The Chief Adviser said, there is compelling evidence that international migration, through remittances, the transfer of social capital and diaspora linkages, can positively contribute to poverty alleviation, while at the same time benefiting the host countries.

He said, migration stimulates development in the countries of origin. But it also benefits the recipient countries by meeting labor shortages in critical areas. By some estimates, the origin countries of temporary labor migration would enjoy a return of up to USD 200 billion if the EU, Canada, Japan and the US allowed migrants to make up just 4 percent of their labor forces.

Dr Fakhruddin said, the number of Bangladeshis that went for work abroad reached a record high of nearly 400,000 in 2006. While significant, this is still a very small number, and the potential for migration is much higher.

Remittances, he told the Columbia University sponsored leaders’ forum, reached US Dollar 5.5 billion in 2006, accounting for nearly one tenth of our GDP. Bangladesh is among the top twenty countries in terms of remittances received.

He hoped that Columbia University, especially its School of International and Public Affairs, would devote resources to studying the issue of migration.

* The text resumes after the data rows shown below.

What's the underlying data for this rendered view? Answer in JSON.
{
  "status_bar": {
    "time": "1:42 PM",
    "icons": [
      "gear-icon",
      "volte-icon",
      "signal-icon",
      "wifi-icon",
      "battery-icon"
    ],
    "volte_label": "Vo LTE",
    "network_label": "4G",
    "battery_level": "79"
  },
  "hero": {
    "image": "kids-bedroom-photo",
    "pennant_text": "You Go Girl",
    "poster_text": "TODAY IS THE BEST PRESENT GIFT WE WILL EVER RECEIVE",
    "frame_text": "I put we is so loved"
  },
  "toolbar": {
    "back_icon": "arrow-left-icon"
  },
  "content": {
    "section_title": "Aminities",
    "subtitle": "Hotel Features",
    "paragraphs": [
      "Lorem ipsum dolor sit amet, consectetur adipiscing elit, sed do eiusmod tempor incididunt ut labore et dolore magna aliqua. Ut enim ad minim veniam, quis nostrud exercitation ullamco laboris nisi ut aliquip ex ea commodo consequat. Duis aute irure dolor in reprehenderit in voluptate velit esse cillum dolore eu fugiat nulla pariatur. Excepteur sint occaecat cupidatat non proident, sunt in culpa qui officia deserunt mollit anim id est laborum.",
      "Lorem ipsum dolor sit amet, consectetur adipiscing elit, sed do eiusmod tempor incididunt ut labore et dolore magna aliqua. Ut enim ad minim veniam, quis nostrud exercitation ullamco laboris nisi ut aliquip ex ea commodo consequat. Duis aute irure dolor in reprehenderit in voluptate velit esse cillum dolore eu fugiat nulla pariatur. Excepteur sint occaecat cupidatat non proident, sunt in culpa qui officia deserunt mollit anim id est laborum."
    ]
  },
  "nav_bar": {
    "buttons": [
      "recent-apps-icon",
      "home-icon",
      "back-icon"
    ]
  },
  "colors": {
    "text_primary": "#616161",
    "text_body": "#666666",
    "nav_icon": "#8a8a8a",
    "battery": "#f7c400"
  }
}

The Chief Adviser said, the ready- made garments (RMG) industry employs more than two million women, who contributes significantly to the rural economy throughout the country.

But, the future of this important sector will depend heavily on its ability to compete with other countries. It will also depend on the outcome of the Doha Development Round, in the areas of special and differential treatment.

Pointing to signs of a slowing down in RMG exports, he said, this would have severe adverse consequences on poverty reduction efforts. By some estimates, he warned, almost 740,000 garments workers, mostly women, will lose their jobs if Bangladesh loses preferences.

He said, Bangladesh have taken bold steps to liberalize its trade since the early 1990s. Trade now accounts for nearly 37% of our GDP, compared to about 19% in 1992.

Referring to global warming, he said that by some estimates, the sea-level in the Bay of Bengal is rising by about 3 mm a year. It is estimated that as much as 30 percent of our land-mass would be submerged if the sea level rises by just one meter.

He applauded Columbia University, especially the Earth Institute for its groundbreaking work on climate change. We believe that the research done at Columbia will benefit many low- lying coastal countries like Bangladesh, he added.

The Chief Adviser said, Bangladesh is currently going through a critical phase in its history. Efforts are on to hold free and fair elections for democratic consolidation.

” We must acknowledge the fact that democracy is a necessary but not sufficient condition for good governance. Democratically elected governments during the past 15 years failed to promote
good governance and to protect citizens’ rights,” he told the leaders’ forum.

Democracy, he said, may take various forms and manifestations, its ultimate objective is always the same, the rule of law by the will of the people. It must put in place checks and balances against abuses of power and corruption, he added.